**WHAT TO DO**
Report the number of lines holding "Downloads" in the material below, and nothing more.

**GIVEN RECORDS**
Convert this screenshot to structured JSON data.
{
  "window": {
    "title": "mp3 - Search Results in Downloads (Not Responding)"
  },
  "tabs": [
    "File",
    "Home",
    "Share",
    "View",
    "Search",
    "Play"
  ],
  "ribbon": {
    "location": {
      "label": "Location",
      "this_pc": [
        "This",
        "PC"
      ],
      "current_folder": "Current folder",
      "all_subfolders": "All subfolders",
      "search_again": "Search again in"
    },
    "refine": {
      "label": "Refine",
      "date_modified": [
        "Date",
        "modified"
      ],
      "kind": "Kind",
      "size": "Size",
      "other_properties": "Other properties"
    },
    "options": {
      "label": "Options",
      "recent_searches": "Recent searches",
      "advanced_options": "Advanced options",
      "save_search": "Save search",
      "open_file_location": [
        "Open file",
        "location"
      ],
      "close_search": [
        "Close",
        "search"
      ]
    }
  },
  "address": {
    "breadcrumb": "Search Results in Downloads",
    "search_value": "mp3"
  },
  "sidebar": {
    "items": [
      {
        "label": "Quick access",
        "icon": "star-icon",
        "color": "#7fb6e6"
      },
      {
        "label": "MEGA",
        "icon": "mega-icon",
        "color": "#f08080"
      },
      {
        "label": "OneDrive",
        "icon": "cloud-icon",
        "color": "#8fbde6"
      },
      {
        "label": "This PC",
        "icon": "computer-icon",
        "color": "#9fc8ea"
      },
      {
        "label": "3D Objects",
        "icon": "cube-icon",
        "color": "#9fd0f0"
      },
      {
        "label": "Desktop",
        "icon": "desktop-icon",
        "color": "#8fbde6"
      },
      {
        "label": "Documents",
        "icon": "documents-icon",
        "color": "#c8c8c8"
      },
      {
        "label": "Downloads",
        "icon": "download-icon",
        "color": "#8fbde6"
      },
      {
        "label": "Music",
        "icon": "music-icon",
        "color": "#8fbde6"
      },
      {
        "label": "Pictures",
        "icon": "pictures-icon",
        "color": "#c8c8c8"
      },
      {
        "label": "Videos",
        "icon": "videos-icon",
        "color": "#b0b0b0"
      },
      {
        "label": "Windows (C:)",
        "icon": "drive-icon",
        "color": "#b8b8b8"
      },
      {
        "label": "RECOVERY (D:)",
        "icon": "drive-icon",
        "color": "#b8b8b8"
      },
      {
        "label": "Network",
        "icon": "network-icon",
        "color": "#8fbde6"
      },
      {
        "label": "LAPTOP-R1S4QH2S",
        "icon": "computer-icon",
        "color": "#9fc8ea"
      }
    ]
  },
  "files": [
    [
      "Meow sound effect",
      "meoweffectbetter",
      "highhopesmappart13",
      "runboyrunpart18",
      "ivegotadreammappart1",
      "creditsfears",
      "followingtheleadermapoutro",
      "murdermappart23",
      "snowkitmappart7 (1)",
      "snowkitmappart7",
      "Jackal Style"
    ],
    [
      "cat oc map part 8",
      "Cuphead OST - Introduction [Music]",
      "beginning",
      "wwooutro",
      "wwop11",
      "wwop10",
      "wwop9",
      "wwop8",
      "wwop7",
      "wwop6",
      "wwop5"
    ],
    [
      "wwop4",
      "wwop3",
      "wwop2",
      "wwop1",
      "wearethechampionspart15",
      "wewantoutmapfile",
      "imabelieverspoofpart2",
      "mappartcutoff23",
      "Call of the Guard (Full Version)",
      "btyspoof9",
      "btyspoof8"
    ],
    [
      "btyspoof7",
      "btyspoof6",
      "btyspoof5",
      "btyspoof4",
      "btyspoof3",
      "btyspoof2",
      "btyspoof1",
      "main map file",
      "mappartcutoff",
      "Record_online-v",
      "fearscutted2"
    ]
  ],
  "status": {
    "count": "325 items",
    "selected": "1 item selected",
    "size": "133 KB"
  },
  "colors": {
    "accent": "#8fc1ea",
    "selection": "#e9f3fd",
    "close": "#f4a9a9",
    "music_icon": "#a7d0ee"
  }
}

**EXERCISE RESPONSE**
3